We do not feel that we are lesser than our men — just different, with different roles in the family. Many Orthodox women have careers: some are attorneys, accountants, writers, or businesswomen. The majority work in education, either as teachers or administrators, so that they can be with their children and raise them.
One thing I have in common with all other Orthodox women is that we keep Orthodox homes. Most importantly, we keep the Jewish Sabbath when we do not conduct business, talk on the telephone, ride in cars, or cook — and we abstain from many things that we ordinarily do during the week.
Next Page: How the Orthodox Jewish woman’s role blossoms in Sabbath traditions.
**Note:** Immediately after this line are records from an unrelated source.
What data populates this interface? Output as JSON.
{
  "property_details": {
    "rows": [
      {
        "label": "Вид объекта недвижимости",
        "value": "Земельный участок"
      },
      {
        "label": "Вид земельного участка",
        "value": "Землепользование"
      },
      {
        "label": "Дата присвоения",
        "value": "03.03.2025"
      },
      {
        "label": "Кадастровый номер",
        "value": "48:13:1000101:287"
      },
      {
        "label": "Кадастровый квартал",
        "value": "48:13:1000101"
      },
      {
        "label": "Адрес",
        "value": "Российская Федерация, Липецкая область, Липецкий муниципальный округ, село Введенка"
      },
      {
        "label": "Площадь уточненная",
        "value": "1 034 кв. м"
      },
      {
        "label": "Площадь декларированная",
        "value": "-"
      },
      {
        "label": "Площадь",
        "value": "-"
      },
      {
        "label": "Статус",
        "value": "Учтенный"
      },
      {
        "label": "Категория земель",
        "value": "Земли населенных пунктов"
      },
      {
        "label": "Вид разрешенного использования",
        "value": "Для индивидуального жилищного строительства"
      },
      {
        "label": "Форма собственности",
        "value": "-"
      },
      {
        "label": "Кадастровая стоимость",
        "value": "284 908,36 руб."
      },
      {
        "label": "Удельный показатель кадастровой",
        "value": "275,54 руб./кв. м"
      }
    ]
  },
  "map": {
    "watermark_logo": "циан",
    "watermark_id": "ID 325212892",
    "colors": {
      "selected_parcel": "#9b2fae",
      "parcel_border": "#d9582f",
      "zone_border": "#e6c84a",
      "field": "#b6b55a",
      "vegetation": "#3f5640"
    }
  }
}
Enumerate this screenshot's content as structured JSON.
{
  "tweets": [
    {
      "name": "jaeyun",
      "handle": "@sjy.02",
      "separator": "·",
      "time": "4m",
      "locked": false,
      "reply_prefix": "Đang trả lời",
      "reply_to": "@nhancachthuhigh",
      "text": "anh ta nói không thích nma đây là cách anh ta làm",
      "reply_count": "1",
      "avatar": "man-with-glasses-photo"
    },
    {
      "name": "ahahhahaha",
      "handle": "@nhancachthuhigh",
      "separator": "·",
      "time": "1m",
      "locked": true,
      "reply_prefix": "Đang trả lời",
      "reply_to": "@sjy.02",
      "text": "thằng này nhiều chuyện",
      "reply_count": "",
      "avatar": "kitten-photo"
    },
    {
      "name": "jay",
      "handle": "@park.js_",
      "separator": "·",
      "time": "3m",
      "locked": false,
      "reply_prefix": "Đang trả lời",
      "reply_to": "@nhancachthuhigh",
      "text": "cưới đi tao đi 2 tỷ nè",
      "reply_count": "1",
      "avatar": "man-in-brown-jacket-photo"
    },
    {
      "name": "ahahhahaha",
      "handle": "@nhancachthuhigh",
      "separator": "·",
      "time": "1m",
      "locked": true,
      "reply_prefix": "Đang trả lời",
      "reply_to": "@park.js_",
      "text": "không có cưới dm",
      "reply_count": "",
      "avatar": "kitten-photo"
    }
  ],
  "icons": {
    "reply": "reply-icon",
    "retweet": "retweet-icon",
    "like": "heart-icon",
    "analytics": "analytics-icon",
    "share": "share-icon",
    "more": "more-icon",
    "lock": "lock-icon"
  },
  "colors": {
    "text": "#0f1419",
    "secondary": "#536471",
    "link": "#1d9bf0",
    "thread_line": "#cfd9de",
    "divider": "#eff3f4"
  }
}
From childhood on, I found that the Sabbath, the Jewish day of rest, gave me a vacation from worrying about things that had to be done during the week. Every week, I found it a mini vacation. I didn’t mind not being able to answer the telephone, and today it’s a respite from my computer and e-mails. I don’t open the mail on the Sabbath and thus don’t have to encounter bills and perhaps bad news.
I often feel sorry for those that don’t have the Sabbath and the multitude of holy days Orthodox Jews have. I look forward to the Sabbath, to the special meals, and to going to the synagogue. I feel the Sabbath is my social day, a day to be able to dress up and to greet other Orthodox Jews with “Shabbat Shalom,” or “Gut Shabbos” — Yiddish for good Sabbath.
On the Sabbath, Orthodox Jews have three meals, a large one on Friday night, another large one for Sabbath day, and a third for later on the Sabbath. A braided egg bread, challah, is eaten on the Sabbath and there are two loaves at each meal for the man of the house to make a blessing on, to commemorate the two loaves of mana that the Israelites received on their desert journey from Egypt. Many women make their own loaves of challah. I used to do this as well. Every woman is proud of her own recipe.
At the Sabbath meal on Friday evening the husband sings about his wife, “eshet chayil mi yimtzah,” which translates to “who can find a righteous woman?” from the book of Proverbs, to show his appreciation for his mate. The children are also blessed by the father.
For years as a married Orthodox woman, I have had the honor of bringing in the Sabbath to the home by lighting the Sabbath candles. It’s the custom to light one candle for every person in the household. I lit three: for myself, for my husband Avi, and for my son David.
I had always been Orthodox because of my upbringing, but there are many Orthodox women who made the choice to become Orthodox. It’s a lifestyle that brings a certain tranquility and peace of mind, and a raison d’etre in a world that may have lost its way.